No Joke : Education: Newbury Park High School gets a special lesson on disabilities before handicapped students arrive at the campus.


The stand-up comedian speaking to students at Thousand Oaks’ Newbury Park High School Tuesday had a wicked wit and a sarcasm-tinged view of the world that left the student body roaring with laughter.

Never mind that Geri Jewell has cerebral palsy. As she addressed the 1,400 students assembled in the school gym about accepting people with disabilities--including more than 30 disabled students from the county-run Dean Triggs School who will move to the campus in November--one thing was clear.

Jewell was funny, even when joking about her own disability and how others perceive it.


“I have cerebral palsy, or let’s call it CP for short--it’s easier to spell,” said Jewell, 34, who was born with the nervous disorder. “Don’t confuse it with MD, VD, AT&T; or PMS . . . Having CP is like having cable television without paying for it. You get the picture but it’s all scrambled.”

Behind Jewell’s jokes, there was a serious purpose.

Tuesday marked the first encounter between Newbury Park students and Triggs students, who will move four miles from a site near the Thousand Oaks Public Library to portable classrooms on the Newbury Park campus.

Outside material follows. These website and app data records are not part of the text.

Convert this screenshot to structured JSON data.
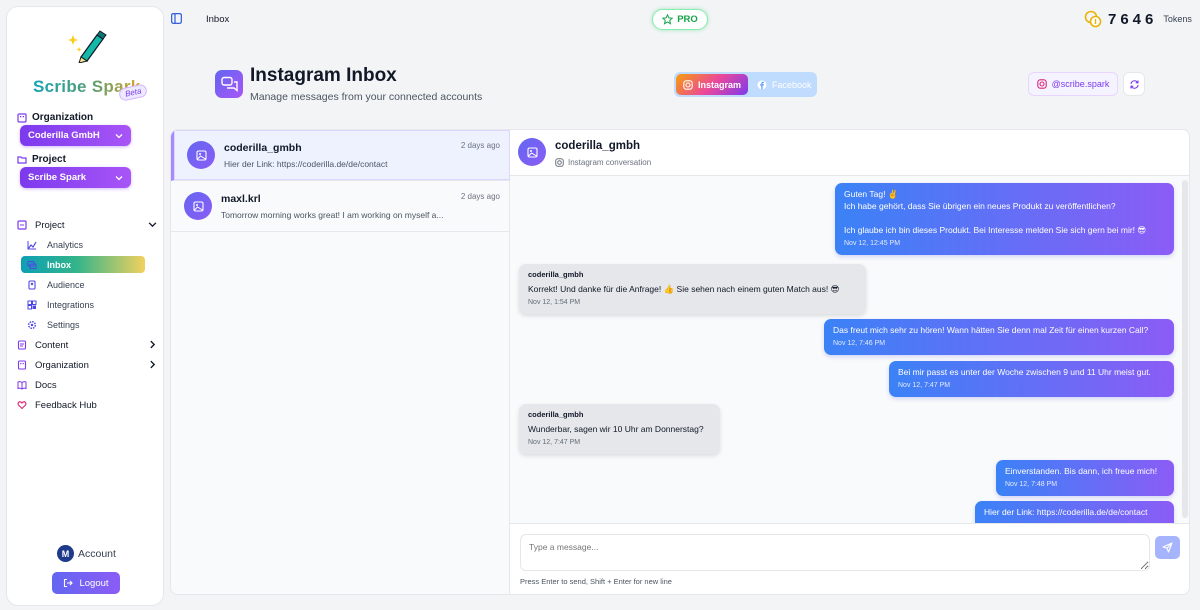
{
  "app": {
    "name": "Scribe Spark",
    "beta": "Beta"
  },
  "sidebar": {
    "org_label": "Organization",
    "org_value": "Coderilla GmbH",
    "project_label": "Project",
    "project_value": "Scribe Spark",
    "nav": {
      "project": "Project",
      "sub": [
        {
          "label": "Analytics",
          "icon": "chart-icon"
        },
        {
          "label": "Inbox",
          "icon": "inbox-icon",
          "active": true
        },
        {
          "label": "Audience",
          "icon": "audience-icon"
        },
        {
          "label": "Integrations",
          "icon": "integrations-icon"
        },
        {
          "label": "Settings",
          "icon": "settings-icon"
        }
      ],
      "content": "Content",
      "organization": "Organization",
      "docs": "Docs",
      "feedback": "Feedback Hub"
    },
    "account": {
      "initial": "M",
      "label": "Account"
    },
    "logout": "Logout"
  },
  "topbar": {
    "breadcrumb": "Inbox",
    "pro": "PRO",
    "tokens_value": "7646",
    "tokens_label": "Tokens"
  },
  "header": {
    "title": "Instagram Inbox",
    "subtitle": "Manage messages from your connected accounts",
    "platforms": [
      "Instagram",
      "Facebook"
    ],
    "active_platform": "Instagram",
    "account_handle": "@scribe.spark"
  },
  "conversations": [
    {
      "name": "coderilla_gmbh",
      "time": "2 days ago",
      "preview": "Hier der Link: https://coderilla.de/de/contact",
      "selected": true
    },
    {
      "name": "maxl.krl",
      "time": "2 days ago",
      "preview": "Tomorrow morning works great! I am working on myself a...",
      "selected": false
    }
  ],
  "chat": {
    "name": "coderilla_gmbh",
    "subtitle": "Instagram conversation",
    "messages": [
      {
        "dir": "out",
        "lines": [
          "Guten Tag! ✌️",
          "Ich habe gehört, dass Sie übrigen ein neues Produkt zu veröffentlichen?",
          "",
          "Ich glaube ich bin dieses Produkt. Bei Interesse melden Sie sich gern bei mir! 😎"
        ],
        "time": "Nov 12, 12:45 PM"
      },
      {
        "dir": "in",
        "sender": "coderilla_gmbh",
        "lines": [
          "Korrekt! Und danke für die Anfrage! 👍 Sie sehen nach einem guten Match aus! 😎"
        ],
        "time": "Nov 12, 1:54 PM"
      },
      {
        "dir": "out",
        "lines": [
          "Das freut mich sehr zu hören! Wann hätten Sie denn mal Zeit für einen kurzen Call?"
        ],
        "time": "Nov 12, 7:46 PM"
      },
      {
        "dir": "out",
        "lines": [
          "Bei mir passt es unter der Woche zwischen 9 und 11 Uhr meist gut."
        ],
        "time": "Nov 12, 7:47 PM"
      },
      {
        "dir": "in",
        "sender": "coderilla_gmbh",
        "lines": [
          "Wunderbar, sagen wir 10 Uhr am Donnerstag?"
        ],
        "time": "Nov 12, 7:47 PM"
      },
      {
        "dir": "out",
        "lines": [
          "Einverstanden. Bis dann, ich freue mich!"
        ],
        "time": "Nov 12, 7:48 PM"
      },
      {
        "dir": "out",
        "lines": [
          "Hier der Link: https://coderilla.de/de/contact"
        ],
        "time": ""
      }
    ]
  },
  "composer": {
    "placeholder": "Type a message...",
    "hint": "Press Enter to send, Shift + Enter for new line"
  },
  "colors": {
    "accent": "#7c3aed",
    "brand_blue": "#3b82f6",
    "pro_green": "#16a34a"
  }
}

The move was ordered by state education officials in 1988 after inspectors found that Triggs students were isolated, in violation of a federal law that requires handicapped students to be integrated into regular campuses and given an opportunity to interact with non-handicapped students.

All of Triggs’ 65 students, ranging from 3 to 22 years old, are being relocated. In addition to the high school transfer, about 35 younger students will be moved to Conejo Elementary School next spring, Triggs Principal Barbara Sorenson said.

The Triggs students have a variety of disabilities including medical problems, retardation, deafness and blindness, said Diana Novak, director of special education for the county superintendent of schools office.

Novak said state inspectors review special education facilities every three years and will return to look at Ventura County campuses, including the new Triggs site, next spring. The other 10 county-run special schools are near regular campuses and in compliance with federal law, she said.

Once the Triggs students are moved, the county will return the present eight-room Triggs school to the Conejo Valley district from which it is leased, Novak said.

Under integration, Triggs students will share lunch periods, breaks, assemblies and other activities as their abilities allow, Novak said. Their classroom program, however, will remain separate.

To ensure a smooth transition for both groups of students, officials from the county schools office and the Conejo Valley Unified School District asked Jewell to address all the students about sensitivity to each other.

Jewell, also an actress best known for her appearances on the television series “Facts of Life,” made light of cerebral palsy in an attempt to urge the students to see beyond such differences.

“CP has never been my problem in life,” Jewell said. “My problem is the perception of CP. People think I’m on drugs all the time . . . I am perceived in so many ways as I walk through life. It teaches me not to be so quick to judge people.”

Jewell cautioned that bringing the Triggs students to the campus is only a first step toward integrating them into campus life.

“They can have all the opportunity in the world, but if they aren’t accepted, all that training doesn’t work,” Jewell said. “I’m not saying you have to like all disabled students, because that’s not reality.” Instead, she urged students to try to be as open and friendly to their new classmates as they would to any other student, especially in social situations.

“We have to allow ourselves to look at people, and not their disabilities,” Jewell said.

Officials said they hope Tuesday’s program will make a difference.

“At high school age, kids tend to have these little prejudices,” said Stephen I. Gordon, special education coordinator for the Conejo Valley Unified School District. The program “initiates students to the concept that kids who are handicapped aren’t different.”

For parents of Triggs students, one of the biggest questions is whether the new facilities will be as good as the old, said Triggs PTA President Desley Boardman.

“It will be interesting to see how it all happens and how much integration actually takes place,” Boardman said. “I believe in integration. I think it’s a wonderful thing, but I also hate to give up something we know works.”

Parents are concerned because the new classrooms are smaller and bathrooms will be down the hall rather than between classrooms, making them less accessible, Boardman said.

After Jewell’s presentation, Newbury Park students gave the Triggs students single, long-stemmed roses and cards emblazoned with the school’s Panther mascot that read: “Welcome to Newbury High School from your new friends.”

Some said they are ready to make room for the students on their campus.

“I think it’s a good idea that they be a part of our school,” said ninth-grade student Justin Lees-Smith, 14.